After about half an hour of viewing the body it was time for a tea break. Tobias led me to someones house where I was offered tea/coffee, bread and biscuits. Everyone was quietly chatting away and everyone was giving me a little smile. I’d been told that the locals will wonder why I (a white person) was at the funeral and that they would probably think I was some sort of dignitary. Tobias asked me if I’d like to go for a walk along the beach. Tobias and I strolled along the rock and coral strewn beach. Tobias in bare feet walking freely and me in thongs walking in agony at the sharp and jagged terrain. We attempted to talk to each other and I tried to ascertain what the rest of the funeral would be. Alas, our communication was very limited and I was to be left wondering.
After our walk in was time for lunch. I was fed a gristly meat. I’d been told that the villagers on the island ate dog. I couldn’t help but wonder if that was what I was eating. I never found out.
After lunch it was time for resting. Tobias led me to a room that he said would be mine. I couldn’t help but think I was taking someone else’s room. It was simple – straw hut with a straw platform to lay on.
Hut I stayed in for two days
I rested for two hours escaping the extreme heat. At 4pm I heard wailing which I took as a sign that the funeral proceedings were starting again. Back at the hut it was time to view the body again. I noticed that the villagers were taking photos of the deceased. I noticed a gap in the crowd so decided that I would move forward to view the body. I wanted to see who it was we were saying goodbye too. Tobias noticed me and pulled me into the crowd taking me next to the coffin. The young man lay in the coffin dressed in a suit. He had typical Timorese features – large nose, full lips and fuzzy hair. Tobias indicated for me to take a photo, I politely declined as that did not feel like something I should be doing. I took one last look at the body. It looked like wax figure. I haven’t seen many dead bodies in my time. He looked peaceful though and I was glad to have seen him. During this viewing a different group of people were becoming overwhelmed with their grief. I found myself absorbed by the atmosphere that was being created by such real and raw sadness. Their honesty and public display of heartache was admirable. No one was ashamed of crying. There was a real sense of community grief and support.

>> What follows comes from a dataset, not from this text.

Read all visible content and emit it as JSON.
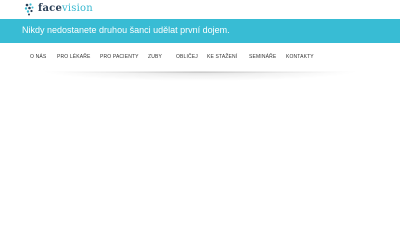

When it came time to carry the coffin to be buried the simple wooden box was wrapped in a traditional Timorese tai. A wooden crossed with the young mans name carved into it was carried at the front of the procession and the entire village accompanied the coffin to the cemetery on the beach. A prayer led by the village paster was spoken, a song was sung and each person placed a rock into the grave. The grave was then filled in and the family placed flowers on the grave. Everyone was silent bar the people wailing with grief.

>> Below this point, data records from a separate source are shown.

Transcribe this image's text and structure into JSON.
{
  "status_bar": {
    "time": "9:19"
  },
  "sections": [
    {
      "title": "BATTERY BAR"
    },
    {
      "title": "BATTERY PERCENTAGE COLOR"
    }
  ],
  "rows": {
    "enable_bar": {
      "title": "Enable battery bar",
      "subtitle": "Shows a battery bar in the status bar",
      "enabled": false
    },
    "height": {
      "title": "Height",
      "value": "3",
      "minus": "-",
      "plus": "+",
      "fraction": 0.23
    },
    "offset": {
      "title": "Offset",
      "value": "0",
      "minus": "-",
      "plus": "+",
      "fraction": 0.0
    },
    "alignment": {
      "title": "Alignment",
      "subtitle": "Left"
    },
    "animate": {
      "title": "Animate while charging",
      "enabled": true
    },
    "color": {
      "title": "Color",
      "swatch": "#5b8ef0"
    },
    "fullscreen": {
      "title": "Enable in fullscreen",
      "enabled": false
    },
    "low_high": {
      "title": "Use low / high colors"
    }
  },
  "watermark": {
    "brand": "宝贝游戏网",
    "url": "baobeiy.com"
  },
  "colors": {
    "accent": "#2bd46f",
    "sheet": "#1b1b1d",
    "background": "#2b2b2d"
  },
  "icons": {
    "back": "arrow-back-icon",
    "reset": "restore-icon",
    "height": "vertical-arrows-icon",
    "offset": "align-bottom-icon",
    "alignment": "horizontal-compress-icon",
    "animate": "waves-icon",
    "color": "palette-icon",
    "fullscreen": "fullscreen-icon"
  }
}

Grieving friends and family
The last thing to be placed on the coffin was a large blue flower wreath. The family turned to me and pointed. I awkwardly placed the wreath on the grave. I felt honoured but also slightly uncomfortable at being seen as someone important enough to do this. Candles were then lit and placed around the grave. We all stood around the grave which looked out onto an incredible view of the ocean.
Burying their loved one
The funeral had been very confronting. The grief of the loved ones had been public, loud and upsetting. I’ve been conditioned to be quiet and solemn at funerals. In the west we are taught to keep our emotion inside. Crying is for the privacy of your home. Why is that? When we loose a loved one why do we hide our grief? This funeral challenged my thinking on how to deal with grief. I saw a village come together, support one another and allow each other the space to be as loud and as distressed as they felt they needed to be. I’d watched as people had fallen apart with grief; screaming, crying, not being able to stand, faces covered in mucus. These same people would then eventually become calm, quiet and peaceful. Their grief realised, shared and expressed. I’ll be forever grateful for being invited into this experience. The funeral was beautiful, eye-opening and confronting. I’ll never forget it.